When his beloved wife Rose died on New Year's Day, 2013, Fred was unprepared for the intensity of his grief. No matter that she had been ill for nearly two years. No matter that he felt prepared for her death. There were always more life experiences to be shared, kisses to be exchanged, and hugs to be given.
Fred and Rose had met in their 20s. She had been his nurse when he was in the hospital. They fell in love, married and spent the next four decades together. In 2010 Rose began experiencing terrible headaches. She got lost driving in familiar neighborhoods. She would reach for her wallet, but didn't know how to pay her tab. She was unable to identify simple children's drawings. A visit to the neurologist revealed that there was a nine centimeter mass in her brain. Although Rose was diagnosed with a glioblastoma brain tumor and given three months to live, she survived for nearly two years.
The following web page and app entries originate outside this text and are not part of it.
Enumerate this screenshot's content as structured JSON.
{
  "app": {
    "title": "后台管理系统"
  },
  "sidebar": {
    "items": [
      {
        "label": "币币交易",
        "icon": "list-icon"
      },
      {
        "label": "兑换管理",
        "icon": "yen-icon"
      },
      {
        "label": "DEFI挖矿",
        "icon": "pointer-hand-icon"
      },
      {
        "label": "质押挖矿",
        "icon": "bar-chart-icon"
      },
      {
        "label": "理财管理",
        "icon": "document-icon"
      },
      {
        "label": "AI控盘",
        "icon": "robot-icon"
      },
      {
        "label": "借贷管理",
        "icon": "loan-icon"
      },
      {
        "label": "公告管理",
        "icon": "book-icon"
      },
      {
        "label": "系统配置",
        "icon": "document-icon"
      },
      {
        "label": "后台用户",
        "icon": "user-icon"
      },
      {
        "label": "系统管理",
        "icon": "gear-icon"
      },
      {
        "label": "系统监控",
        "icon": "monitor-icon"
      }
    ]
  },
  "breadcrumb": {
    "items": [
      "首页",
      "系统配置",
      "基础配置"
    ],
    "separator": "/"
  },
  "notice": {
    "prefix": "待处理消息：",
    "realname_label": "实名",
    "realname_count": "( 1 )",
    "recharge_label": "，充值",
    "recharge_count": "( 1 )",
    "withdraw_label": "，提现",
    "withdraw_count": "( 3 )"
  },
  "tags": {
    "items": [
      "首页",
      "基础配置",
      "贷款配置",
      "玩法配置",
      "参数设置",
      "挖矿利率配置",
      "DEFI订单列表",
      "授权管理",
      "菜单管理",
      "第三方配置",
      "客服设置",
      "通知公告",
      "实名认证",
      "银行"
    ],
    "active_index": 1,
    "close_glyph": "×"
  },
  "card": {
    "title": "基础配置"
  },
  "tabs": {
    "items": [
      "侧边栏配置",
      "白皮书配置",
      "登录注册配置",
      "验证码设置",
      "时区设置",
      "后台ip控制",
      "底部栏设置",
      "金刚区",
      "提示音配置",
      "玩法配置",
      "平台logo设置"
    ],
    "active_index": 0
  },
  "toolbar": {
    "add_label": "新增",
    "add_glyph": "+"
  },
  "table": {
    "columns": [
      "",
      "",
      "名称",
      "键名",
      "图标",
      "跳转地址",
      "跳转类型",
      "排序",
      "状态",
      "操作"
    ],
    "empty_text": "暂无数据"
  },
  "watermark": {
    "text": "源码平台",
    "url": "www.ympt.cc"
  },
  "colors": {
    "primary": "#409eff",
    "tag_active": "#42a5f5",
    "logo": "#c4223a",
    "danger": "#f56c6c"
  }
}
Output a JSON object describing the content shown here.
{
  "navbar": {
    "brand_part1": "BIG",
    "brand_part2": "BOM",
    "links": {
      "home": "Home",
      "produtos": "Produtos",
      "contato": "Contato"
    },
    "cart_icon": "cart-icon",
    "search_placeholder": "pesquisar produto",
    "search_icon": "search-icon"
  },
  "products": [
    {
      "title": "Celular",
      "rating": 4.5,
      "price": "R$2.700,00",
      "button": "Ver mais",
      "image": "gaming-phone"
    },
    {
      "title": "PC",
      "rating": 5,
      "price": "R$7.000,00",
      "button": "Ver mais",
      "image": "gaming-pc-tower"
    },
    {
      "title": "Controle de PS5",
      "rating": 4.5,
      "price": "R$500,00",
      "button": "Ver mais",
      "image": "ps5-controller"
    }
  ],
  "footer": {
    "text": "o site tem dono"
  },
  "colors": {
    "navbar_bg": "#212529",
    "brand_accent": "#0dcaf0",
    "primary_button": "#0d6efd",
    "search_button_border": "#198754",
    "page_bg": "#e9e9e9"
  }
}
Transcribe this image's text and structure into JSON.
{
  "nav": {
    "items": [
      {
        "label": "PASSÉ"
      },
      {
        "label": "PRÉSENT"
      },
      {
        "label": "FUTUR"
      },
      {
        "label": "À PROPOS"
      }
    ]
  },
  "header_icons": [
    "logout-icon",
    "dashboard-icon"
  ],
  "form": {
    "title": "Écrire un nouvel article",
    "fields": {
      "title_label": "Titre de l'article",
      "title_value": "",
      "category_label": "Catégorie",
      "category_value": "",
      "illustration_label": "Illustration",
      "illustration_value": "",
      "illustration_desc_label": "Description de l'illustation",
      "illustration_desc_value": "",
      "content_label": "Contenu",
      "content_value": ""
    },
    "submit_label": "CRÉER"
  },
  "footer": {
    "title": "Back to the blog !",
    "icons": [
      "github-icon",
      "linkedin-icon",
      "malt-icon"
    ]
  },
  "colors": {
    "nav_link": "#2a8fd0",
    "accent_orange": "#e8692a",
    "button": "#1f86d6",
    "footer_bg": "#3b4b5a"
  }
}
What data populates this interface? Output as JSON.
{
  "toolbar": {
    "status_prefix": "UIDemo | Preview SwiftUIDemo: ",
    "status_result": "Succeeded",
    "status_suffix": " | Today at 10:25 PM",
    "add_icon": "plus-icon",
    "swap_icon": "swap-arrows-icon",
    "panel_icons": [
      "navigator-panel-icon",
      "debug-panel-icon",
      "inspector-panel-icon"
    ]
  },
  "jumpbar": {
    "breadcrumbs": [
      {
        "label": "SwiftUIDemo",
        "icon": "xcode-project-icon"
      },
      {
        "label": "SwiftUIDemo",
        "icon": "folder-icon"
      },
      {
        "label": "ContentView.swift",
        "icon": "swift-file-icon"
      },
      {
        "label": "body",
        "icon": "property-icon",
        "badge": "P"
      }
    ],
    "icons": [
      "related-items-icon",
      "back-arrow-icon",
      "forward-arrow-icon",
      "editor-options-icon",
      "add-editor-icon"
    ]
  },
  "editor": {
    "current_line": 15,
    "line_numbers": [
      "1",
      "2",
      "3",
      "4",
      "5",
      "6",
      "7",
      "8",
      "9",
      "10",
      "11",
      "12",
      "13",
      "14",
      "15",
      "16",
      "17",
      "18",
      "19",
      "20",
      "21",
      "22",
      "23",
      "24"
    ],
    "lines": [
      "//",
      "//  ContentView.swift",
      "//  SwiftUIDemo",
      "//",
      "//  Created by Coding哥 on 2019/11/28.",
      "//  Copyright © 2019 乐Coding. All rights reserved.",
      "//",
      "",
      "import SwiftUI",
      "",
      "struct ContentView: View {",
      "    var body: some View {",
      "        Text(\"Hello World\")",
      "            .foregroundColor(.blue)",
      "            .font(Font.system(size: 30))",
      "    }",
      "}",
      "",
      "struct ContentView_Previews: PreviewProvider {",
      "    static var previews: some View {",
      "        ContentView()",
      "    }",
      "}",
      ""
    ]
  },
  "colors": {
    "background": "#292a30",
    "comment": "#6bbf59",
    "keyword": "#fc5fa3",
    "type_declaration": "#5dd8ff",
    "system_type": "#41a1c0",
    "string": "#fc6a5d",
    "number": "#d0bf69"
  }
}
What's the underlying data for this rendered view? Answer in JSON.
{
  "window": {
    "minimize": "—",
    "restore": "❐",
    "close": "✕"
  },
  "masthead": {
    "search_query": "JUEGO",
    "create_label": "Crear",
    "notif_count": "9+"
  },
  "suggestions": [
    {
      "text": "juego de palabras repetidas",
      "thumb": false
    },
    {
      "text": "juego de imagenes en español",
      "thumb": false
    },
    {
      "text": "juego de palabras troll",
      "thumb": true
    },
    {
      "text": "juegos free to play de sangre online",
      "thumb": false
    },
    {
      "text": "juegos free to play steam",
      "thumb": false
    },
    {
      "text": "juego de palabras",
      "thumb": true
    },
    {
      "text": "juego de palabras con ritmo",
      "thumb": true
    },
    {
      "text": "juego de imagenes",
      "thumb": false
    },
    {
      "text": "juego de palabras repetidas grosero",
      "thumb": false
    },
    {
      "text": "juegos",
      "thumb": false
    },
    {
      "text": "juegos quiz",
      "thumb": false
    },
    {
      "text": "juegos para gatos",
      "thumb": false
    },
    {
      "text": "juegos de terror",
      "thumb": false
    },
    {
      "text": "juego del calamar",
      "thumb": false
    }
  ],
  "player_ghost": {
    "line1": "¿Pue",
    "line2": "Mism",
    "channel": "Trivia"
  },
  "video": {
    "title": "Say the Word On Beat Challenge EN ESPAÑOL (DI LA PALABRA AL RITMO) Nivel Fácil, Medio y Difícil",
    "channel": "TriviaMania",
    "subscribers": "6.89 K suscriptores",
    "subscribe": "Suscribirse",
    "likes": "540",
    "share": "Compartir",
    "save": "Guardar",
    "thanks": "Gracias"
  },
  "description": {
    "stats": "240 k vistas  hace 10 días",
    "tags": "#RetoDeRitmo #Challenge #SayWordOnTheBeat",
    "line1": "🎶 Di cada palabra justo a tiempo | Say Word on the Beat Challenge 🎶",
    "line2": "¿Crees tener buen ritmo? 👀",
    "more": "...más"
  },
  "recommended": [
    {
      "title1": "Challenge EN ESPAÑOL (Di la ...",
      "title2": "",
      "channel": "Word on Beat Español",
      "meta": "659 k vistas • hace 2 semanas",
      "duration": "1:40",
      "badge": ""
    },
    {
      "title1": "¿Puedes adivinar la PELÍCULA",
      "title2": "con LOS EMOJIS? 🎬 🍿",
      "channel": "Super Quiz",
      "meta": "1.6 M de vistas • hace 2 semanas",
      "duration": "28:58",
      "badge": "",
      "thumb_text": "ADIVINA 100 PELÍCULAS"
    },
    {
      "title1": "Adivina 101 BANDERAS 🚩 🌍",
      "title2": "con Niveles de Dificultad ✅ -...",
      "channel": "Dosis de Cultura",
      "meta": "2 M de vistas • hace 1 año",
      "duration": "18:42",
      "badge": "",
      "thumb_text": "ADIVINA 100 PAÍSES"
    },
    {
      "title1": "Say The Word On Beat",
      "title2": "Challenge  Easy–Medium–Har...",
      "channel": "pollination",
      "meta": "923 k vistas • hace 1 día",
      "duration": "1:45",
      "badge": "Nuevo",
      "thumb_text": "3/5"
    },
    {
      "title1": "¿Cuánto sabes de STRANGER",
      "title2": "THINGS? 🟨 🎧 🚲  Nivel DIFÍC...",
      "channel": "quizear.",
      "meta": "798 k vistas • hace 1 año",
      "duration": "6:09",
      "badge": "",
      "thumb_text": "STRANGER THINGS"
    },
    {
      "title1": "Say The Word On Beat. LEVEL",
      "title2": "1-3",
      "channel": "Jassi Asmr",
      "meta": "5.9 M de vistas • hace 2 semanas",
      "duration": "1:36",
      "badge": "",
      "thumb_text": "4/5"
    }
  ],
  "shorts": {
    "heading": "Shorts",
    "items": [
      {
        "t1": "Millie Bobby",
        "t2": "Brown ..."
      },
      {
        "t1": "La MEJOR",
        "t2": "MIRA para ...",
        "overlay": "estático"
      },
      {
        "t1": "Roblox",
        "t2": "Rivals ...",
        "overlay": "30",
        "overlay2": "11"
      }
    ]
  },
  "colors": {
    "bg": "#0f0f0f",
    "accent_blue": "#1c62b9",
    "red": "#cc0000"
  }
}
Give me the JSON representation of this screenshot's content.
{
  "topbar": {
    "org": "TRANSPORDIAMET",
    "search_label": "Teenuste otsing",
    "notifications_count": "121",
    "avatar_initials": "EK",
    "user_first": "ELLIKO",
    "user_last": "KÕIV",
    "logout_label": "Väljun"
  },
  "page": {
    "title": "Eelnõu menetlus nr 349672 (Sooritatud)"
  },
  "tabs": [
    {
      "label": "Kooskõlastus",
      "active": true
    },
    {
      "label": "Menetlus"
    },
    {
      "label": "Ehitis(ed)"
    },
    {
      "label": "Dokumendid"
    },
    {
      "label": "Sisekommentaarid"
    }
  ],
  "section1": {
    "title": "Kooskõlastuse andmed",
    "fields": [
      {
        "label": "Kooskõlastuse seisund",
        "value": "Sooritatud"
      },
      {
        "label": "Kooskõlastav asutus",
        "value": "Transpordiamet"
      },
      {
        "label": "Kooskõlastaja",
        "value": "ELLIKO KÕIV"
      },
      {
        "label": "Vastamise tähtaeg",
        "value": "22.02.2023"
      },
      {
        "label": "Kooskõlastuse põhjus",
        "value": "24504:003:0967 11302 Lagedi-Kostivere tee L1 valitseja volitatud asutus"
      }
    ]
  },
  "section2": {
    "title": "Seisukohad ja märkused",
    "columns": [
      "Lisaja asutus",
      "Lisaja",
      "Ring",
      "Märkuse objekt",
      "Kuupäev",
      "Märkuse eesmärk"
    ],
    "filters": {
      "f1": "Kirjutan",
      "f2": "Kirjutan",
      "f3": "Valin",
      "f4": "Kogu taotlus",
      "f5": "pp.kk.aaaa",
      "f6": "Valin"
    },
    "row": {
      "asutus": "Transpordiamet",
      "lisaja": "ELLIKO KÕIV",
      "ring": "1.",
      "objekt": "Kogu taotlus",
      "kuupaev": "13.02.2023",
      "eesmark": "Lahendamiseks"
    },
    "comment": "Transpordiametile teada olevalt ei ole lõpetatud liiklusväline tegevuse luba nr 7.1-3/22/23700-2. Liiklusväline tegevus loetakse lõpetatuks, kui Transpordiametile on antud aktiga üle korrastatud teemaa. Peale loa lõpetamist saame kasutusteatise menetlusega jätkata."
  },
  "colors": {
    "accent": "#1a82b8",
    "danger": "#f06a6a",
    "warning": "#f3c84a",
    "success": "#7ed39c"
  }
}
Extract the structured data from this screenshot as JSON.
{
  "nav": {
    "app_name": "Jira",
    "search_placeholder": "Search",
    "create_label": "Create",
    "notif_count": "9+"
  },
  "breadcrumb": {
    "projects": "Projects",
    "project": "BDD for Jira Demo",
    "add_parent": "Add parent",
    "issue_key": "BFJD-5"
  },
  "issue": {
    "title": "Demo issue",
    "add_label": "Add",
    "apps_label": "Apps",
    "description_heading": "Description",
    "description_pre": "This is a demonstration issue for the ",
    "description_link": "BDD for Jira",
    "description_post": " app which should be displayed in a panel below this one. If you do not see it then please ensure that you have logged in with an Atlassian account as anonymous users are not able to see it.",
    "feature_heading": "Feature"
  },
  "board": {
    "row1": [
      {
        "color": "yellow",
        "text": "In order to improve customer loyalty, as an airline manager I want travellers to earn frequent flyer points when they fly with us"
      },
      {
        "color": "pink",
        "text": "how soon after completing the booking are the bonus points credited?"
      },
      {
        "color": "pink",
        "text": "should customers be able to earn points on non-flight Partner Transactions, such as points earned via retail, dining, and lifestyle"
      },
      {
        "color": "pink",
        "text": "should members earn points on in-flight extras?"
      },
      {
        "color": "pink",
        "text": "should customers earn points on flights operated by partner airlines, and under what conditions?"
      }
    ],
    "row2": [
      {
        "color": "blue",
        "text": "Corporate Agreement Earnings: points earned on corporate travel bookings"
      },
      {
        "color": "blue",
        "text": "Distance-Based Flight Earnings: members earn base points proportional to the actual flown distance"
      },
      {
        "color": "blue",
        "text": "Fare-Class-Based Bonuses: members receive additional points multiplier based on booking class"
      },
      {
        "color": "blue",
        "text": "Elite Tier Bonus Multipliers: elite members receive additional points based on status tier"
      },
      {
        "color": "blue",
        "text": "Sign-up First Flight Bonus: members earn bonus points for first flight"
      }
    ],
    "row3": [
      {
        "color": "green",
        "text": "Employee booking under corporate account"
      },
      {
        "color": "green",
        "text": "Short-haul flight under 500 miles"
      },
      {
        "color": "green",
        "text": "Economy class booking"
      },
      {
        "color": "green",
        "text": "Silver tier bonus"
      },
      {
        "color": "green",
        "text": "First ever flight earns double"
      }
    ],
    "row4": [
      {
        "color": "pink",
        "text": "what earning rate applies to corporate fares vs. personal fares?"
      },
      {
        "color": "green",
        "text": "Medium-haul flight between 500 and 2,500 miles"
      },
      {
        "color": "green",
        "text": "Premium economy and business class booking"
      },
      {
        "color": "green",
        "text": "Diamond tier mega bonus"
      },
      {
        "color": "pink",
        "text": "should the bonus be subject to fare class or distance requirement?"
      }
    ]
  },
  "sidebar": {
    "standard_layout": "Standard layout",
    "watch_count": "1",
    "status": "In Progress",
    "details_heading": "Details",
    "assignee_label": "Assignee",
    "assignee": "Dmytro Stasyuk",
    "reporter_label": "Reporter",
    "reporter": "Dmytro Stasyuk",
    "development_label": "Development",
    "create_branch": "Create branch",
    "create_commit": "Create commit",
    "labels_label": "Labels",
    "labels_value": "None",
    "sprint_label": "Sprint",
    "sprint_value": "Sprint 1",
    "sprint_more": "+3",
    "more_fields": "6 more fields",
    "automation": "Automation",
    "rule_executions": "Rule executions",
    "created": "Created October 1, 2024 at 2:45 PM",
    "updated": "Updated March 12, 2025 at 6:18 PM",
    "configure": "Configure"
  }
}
Initially Rose underwent surgery and was able to get fully back to her routine. "We decided not to 'box with God' and not say 'Why me?'" recalls Fred. "We made the decision as a family to do the best we could." Recognizing the importance of making the most of whatever time they had left, Fred and Rose embarked upon a month-long trip to the National parks, visiting family in all parts of the country. It was a wondrous adventure. When they arrived back home, out of the blue Rose declared, "This is the last big trip we are going to take."
Now it was Fred's turn to be Rose's caretaker. For the first year and a half after her diagnosis, the only assistance Rose required was that Fred supervise her medications and assist with her meals. Later, multiple disabilities occurred. It was a painful change in their relationship. Each symptom represented a major loss. Ultimately, Rose's tumors grew and she eventually began sleeping most of the time. When she was lucid they shared intimate conversations about end of life issues. "I wouldn't trade that for the world," Fred reminisces. "I melted when she would look at me and say 'You're my everything.'"
As death approached, Fred took off Rose's bracelets, necklace, and wedding band. "I knew she was trying to let go. We prayed she would die in her sleep and I'd be with her. I was prepared for her death; and even felt some relief that she wouldn't be hurting anymore."
After Rose died, Fred began to isolate. He felt sad and angry -- not at Rose, but at the situation. A multitude of emotions emerged as the reality of her death set in. Joining a grief support group gave Fred perspective and a place to express his feelings. "The group has helped me tremendously," he reports. "I was having these crying fits, but I learned that it is okay to cry." In the company of his fellow group members, Fred feels understood and has learned that grief has many facets. Fred credits the support of his friends, therapist, and support group with not only allowing him to express his sadness, but with inspiring in him a self-confidence about moving forward in his life.
Fred has discovered that the love he and Rose shared will never be forgotten. He honors her in many ways. When he took a trip to Europe, something he and Rose had planned to do together, Fred found that while memories of Rose were often triggered, he was able to enjoy himself. His decision to make a few changes in his home was another big step. "There is still grief," admits Fred a year and a half after Rose's death, "but it's not ever-present, not over-bearing anymore."
Recently Fred began to date. "I realized I had been cloistered away, but now I feel that I have reentered the land of the living," comments Fred. "I'm still attracted to smart, independent women... like Rose was. The woman I am dating now and I talk about Rose a lot. For example, when she accompanied me to my retirement dinner, it felt good to hear her say, 'Rose should be here with you tonight.'"
Fred feels that he has grown through his experience and that loss has also produced gain. He has developed the ability to simultaneously honor his grief and create a new life. "Rose's illness and death was a game changer for me," Fred acknowledges. "I gained compassion and kindness. I am able to listen better. I also learned that for me there is a second act in life. I have to be bold and go after what I want."
Fred's journey through grief is a testament to the resilience of the human spirit. His inevitable bursts of grief are fewer, further between and do not last as long as they used to. He has been able to maintain a healthy, loving sense of connection with Rose and at the same time engage in living in the present, and allowing his life to flourish.
Fredda Wasserman, MA, MPH, LMFT, CT, is the Clinical Director of Adult Programs and Education at OUR HOUSE Grief Support Center, one of the nation's most respected centers for grief support and education. Fredda presents workshops and seminars on end of life and grief for therapists, clergy, educators, and medical and mental health professionals at locations throughout the country. She is the co-author of Saying Goodbye to Someone You Love: Your Emotional Journey Through End of Life and Grief. Recognized as an expert in death, dying, and bereavement, Fredda has devoted her career to life's final chapter.